Sunday, June 23, 2013

A Parallel System for Defensive Publication

Many inventors wish to make a public disclosure of their ideas for public benefit. Sometimes the disclosure comes in the form of an academic publication. Sometimes it appears as a “defensive publication”. Companies pay to have selected ideas published in specialized journals to prevent other companies getting patents on them. This way, the company can avoid the cost and effort of obtaining a patent, and still make sure that they can always use the disclosed ideas in their own products. Research Disclosures is a publication that accepts papers written for defensive publication.

What about a simpler, parallel process that a larger number of inventors can contribute to? There are not too many publications that individual inventors can publish in without paying a price-per-page charge.

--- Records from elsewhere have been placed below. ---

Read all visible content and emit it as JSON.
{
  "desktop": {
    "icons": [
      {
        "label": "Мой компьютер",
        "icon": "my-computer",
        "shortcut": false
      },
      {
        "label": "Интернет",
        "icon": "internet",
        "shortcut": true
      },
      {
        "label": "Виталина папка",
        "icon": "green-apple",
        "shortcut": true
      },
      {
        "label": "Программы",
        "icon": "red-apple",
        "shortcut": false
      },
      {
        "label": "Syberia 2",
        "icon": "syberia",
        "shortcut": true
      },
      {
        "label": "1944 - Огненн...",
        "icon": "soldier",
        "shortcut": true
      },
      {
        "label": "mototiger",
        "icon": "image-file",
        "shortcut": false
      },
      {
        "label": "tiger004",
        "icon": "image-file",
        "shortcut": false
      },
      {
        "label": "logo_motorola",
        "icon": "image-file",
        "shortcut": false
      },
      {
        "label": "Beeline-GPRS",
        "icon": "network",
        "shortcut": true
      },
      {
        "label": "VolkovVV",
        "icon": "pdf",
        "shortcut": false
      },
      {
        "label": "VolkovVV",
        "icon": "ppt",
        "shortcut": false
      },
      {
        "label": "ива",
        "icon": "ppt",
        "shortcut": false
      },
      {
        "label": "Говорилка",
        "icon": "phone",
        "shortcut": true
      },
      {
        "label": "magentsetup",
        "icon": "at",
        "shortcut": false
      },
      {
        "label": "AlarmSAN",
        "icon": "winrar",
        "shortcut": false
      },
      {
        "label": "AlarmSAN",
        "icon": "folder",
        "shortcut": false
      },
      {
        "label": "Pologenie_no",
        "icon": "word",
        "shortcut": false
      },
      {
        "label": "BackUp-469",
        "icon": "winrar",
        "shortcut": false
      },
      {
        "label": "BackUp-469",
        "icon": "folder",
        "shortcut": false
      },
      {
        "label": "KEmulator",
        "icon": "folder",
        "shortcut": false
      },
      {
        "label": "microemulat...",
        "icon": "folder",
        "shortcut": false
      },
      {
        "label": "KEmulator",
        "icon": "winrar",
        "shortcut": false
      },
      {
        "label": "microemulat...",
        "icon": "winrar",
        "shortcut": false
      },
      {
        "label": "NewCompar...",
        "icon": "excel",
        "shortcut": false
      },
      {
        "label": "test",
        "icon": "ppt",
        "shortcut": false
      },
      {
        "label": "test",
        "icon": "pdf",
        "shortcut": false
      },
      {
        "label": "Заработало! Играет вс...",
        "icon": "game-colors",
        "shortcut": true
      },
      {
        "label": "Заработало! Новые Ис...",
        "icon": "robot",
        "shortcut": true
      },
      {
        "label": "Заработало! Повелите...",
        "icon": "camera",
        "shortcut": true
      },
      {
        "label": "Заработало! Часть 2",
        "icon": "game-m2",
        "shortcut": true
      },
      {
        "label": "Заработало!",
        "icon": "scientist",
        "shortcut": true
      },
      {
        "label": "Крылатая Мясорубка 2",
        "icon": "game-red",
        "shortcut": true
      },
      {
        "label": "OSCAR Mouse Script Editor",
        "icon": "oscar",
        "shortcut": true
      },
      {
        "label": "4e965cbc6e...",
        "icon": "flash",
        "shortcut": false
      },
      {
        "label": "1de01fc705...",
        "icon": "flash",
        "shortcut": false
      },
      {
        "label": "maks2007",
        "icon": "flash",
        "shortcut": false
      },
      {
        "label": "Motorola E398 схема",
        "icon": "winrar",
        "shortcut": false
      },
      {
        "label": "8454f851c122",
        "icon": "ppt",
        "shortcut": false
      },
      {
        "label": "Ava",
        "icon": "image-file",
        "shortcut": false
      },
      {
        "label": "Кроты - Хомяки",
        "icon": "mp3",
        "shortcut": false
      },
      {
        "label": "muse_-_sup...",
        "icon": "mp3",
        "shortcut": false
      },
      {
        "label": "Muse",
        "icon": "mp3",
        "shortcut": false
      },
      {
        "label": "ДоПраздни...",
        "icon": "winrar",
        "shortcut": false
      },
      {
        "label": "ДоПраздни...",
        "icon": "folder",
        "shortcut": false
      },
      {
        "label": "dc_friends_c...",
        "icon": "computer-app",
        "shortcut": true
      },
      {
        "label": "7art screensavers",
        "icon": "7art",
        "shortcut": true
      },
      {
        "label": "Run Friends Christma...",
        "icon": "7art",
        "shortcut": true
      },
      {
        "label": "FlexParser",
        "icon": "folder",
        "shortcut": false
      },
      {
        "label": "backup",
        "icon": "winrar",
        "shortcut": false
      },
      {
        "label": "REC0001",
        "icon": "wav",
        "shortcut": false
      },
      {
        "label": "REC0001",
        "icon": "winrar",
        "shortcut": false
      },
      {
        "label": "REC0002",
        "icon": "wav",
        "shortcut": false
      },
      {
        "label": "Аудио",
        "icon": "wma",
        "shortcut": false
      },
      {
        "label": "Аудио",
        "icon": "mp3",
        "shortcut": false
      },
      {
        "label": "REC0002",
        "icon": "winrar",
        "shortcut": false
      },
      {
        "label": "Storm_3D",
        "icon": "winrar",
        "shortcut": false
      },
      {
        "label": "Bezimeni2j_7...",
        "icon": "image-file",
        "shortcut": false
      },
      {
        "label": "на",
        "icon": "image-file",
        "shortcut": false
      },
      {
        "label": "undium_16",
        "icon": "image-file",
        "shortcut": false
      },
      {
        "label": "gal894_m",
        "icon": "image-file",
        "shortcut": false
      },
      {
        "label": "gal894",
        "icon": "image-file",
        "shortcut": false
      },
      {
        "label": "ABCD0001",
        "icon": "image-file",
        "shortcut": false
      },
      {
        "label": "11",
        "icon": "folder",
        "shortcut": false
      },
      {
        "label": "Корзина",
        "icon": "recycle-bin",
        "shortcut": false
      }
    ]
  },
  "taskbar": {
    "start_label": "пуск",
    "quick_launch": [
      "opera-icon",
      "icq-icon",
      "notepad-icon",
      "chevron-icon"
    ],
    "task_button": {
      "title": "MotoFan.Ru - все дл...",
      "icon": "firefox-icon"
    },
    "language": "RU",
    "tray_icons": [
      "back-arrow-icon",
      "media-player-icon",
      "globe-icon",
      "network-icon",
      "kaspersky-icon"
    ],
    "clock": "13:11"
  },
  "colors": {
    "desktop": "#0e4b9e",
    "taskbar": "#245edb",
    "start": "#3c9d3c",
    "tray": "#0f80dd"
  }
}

Many such publications focus only on specific areas of work.

I have a specific set of suggestions to create a parallel system:
1)  Inventors should familiarise themselves with what a patent examiner expects of a patent. Some information on this is available in an article on the MIT Website. The disclosure text should describe the invention clearly, indicating some manner of creating an embodiment of the invention, so that a professional in the field can be convinced that the invention could conceivably be implemented.
2)  Then they should create a write-up for publication on the Web, on a well-known site which is regularly covered by search engines. I will use my blog on for this purpose, among others. 
3)  Their disclosures should focus on an invention or a set of closely connected inventions. The write-up should not be too long.
4)  They should attach a standard declaration reading roughly as follows to their write-up:

PublicInventionDisclosure: Any novel ideas discussed here are being consciously published for public benefit.  Patent applications made after this publication cannot claim credit for those ideas.

The proposal is that publication of ideas in this form would make it easy for anyone to locate them – other inventors, lawyers, and those who wish to argue against a patent being conferred on someone. For example, a search for
“PublicInventionDisclosure” GPS tractors
would locate any idea disclosed in this manner, relevant to the use of GPS techniques with tractors. Putting the first string in double quotes in the search-string would make searching and reading through the reported results, very fast.

Would this parallel system have any legal standing? Does it need it? We need to listen to patent lawyers on this. I believe that if the system is used by a few thousand inventors, litigating lawyers would make this system very effective. The main advantage of the system is that costs nothing in the way of effort, if the inventor is going to publish his ideas in any case. Adding the declaration at the bottom is all that is required.

I would welcome comments and suggestions from everyone interested.

Srinivasan Ramani 


Rupal Fadia said...

Dear Sir
We would like to do a defensive publication of our product. Can you pls suggest which is the best way / most effective way currently available to do this in India?


Srinivasan Ramani said...

If there are one or technical ideas you want to cover, the simplest solution is get an academic (or technical) paper published on it and write one or two popular articles as well.

If the product ideas are economically worth a considerable sum, you should consult a patent lawyer. It may be worth filing for a patent, even if you do this as a defensive measure.

You might want to verify this with a lawyer, but I believe that if you file for an Indian patent and let it lapse later, by not paying for its maintenance, it automatically gets into the public domain. I believe that it is considered to be in the public domain all over the world. Considering the low cost of an Indian patent this may be a good option in many cases.

Srinivasan Ramani